2012 will be a critical year in shaping the future structure of the banking system in Greece. Banks now face losses originating from the fiscal crisis. First, they are dealing with the implications of having invested in Greek government bonds, an instrument considered safe until recently. Banks' published annual statements show that the related impact is quite substantial. Second, banks also face the consequences of the increased difficulty that households and businesses have in servicing their debt obligations on account of the protracted recession. These developments imply that it is imperative for banks to strengthen their capital base – a process which is already under way.
Anticipating these challenges, early in 2011 the Bank of Greece, in cooperation with the International Monetary Fund, the European Commission and the European Central Bank, began planning a number of measures to safeguard financial stability. These measures include:
• meeting short-term liquidity needs through the Eurosystem,
• formulating, in cooperation with the government, a resolution regime for credit institutions, and applying it where necessary;
• securing €50 billion from the financial support programme for the banking system’s recapitalisation and restructuring.
The objective: a sound, strong and competitive banking system
The banking sector, following its restructuring, will be more sound, efficient and robust. The publication of banks' capital needs will substantially increase transparency, which will in turn help banks to gradually regain the confidence of markets and depositors. This will enable them to better perform their fundamental role of financial intermediation and contribute to the return of the Greek economy to a path of sustainable growth.

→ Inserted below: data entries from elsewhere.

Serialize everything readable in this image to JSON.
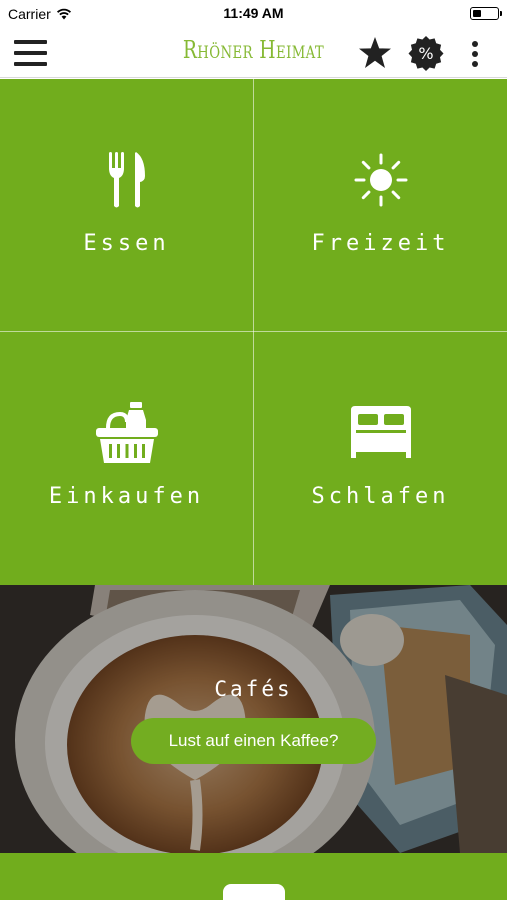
{
  "status_bar": {
    "carrier": "Carrier",
    "time": "11:49 AM",
    "icons": [
      "wifi-icon",
      "battery-icon"
    ]
  },
  "nav": {
    "title": "Rhöner Heimat",
    "title_color": "#86b934",
    "menu_icon": "hamburger-icon",
    "favorites_icon": "star-icon",
    "discount_icon": "discount-badge-icon",
    "discount_symbol": "%",
    "more_icon": "more-vertical-icon"
  },
  "tiles": [
    {
      "label": "Essen",
      "icon": "fork-knife-icon"
    },
    {
      "label": "Freizeit",
      "icon": "sun-icon"
    },
    {
      "label": "Einkaufen",
      "icon": "shopping-basket-icon"
    },
    {
      "label": "Schlafen",
      "icon": "bed-icon"
    }
  ],
  "tile_color": "#71ad1d",
  "banner": {
    "title": "Cafés",
    "cta": "Lust auf einen Kaffee?",
    "cta_color": "#73ad21"
  }
}
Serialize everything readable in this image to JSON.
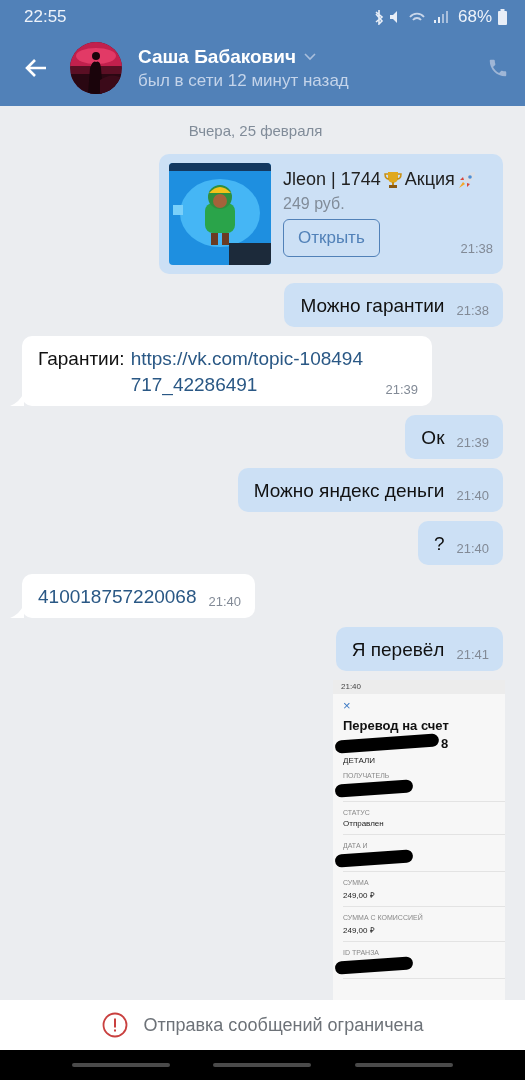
{
  "status_bar": {
    "time": "22:55",
    "battery": "68%"
  },
  "header": {
    "name": "Саша Бабакович",
    "presence": "был в сети 12 минут назад"
  },
  "date_divider": "Вчера, 25 февраля",
  "messages": [
    {
      "kind": "product",
      "outgoing": true,
      "title_parts": [
        "Jleon | 1744",
        "Акция"
      ],
      "price": "249 руб.",
      "button": "Открыть",
      "time": "21:38"
    },
    {
      "kind": "text",
      "outgoing": true,
      "text": "Можно гарантии",
      "time": "21:38"
    },
    {
      "kind": "text",
      "outgoing": false,
      "text": "Гарантии:",
      "link": "https://vk.com/topic‑108494717_42286491",
      "time": "21:39"
    },
    {
      "kind": "text",
      "outgoing": true,
      "text": "Ок",
      "time": "21:39"
    },
    {
      "kind": "text",
      "outgoing": true,
      "text": "Можно яндекс деньги",
      "time": "21:40"
    },
    {
      "kind": "text",
      "outgoing": true,
      "text": "?",
      "time": "21:40"
    },
    {
      "kind": "text",
      "outgoing": false,
      "link": "410018757220068",
      "time": "21:40"
    },
    {
      "kind": "text",
      "outgoing": true,
      "text": "Я перевёл",
      "time": "21:41"
    },
    {
      "kind": "screenshot",
      "outgoing": true,
      "shot": {
        "time": "21:40",
        "close": "×",
        "title": "Перевод на счет",
        "title_tail": "8",
        "section": "ДЕТАЛИ",
        "rows": [
          {
            "label": "ПОЛУЧАТЕЛЬ",
            "redacted": true
          },
          {
            "label": "СТАТУС",
            "value": "Отправлен",
            "redacted": false
          },
          {
            "label": "ДАТА И",
            "redacted": true
          },
          {
            "label": "СУММА",
            "value": "249,00 ₽",
            "redacted": false
          },
          {
            "label": "СУММА С КОМИССИЕЙ",
            "value": "249,00 ₽",
            "redacted": false
          },
          {
            "label": "ID ТРАНЗА",
            "redacted": true
          }
        ]
      }
    }
  ],
  "notice": "Отправка сообщений ограничена"
}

THE FUTURE OF THE COUNTRY IS IN OUR HANDS
Projections for domestic economic developments in 2012 are fraught with uncertainties. The economic outlook for the euro area is also subject to uncertainties, linked to the possibility of an intensification of the sovereign debt crisis. It is against this challenging backdrop that the Greek economy needs to make steady progress. To this end, work to win the war on all fronts has to continue uninterrupted from the very first day of the post-election period, starting with the construction of an efficient and flexible state that will serve both the competitive functioning of markets and social cohesion. This will avert conditions leading not only to our sacrifices going to waste, but also to a drastic deterioration in the standard of living. Thus, the speedy implementation of the policies contained in the second adjustment programme will place the economy back on track to recovery by the end of 2013 and gradually into a virtuous circle of confidence-fiscal balance-growth.
Therefore, we all must assume the historical responsibility of making the choice -- as a society, as a political system, as responsible citizens. The future of the country is today in our hands.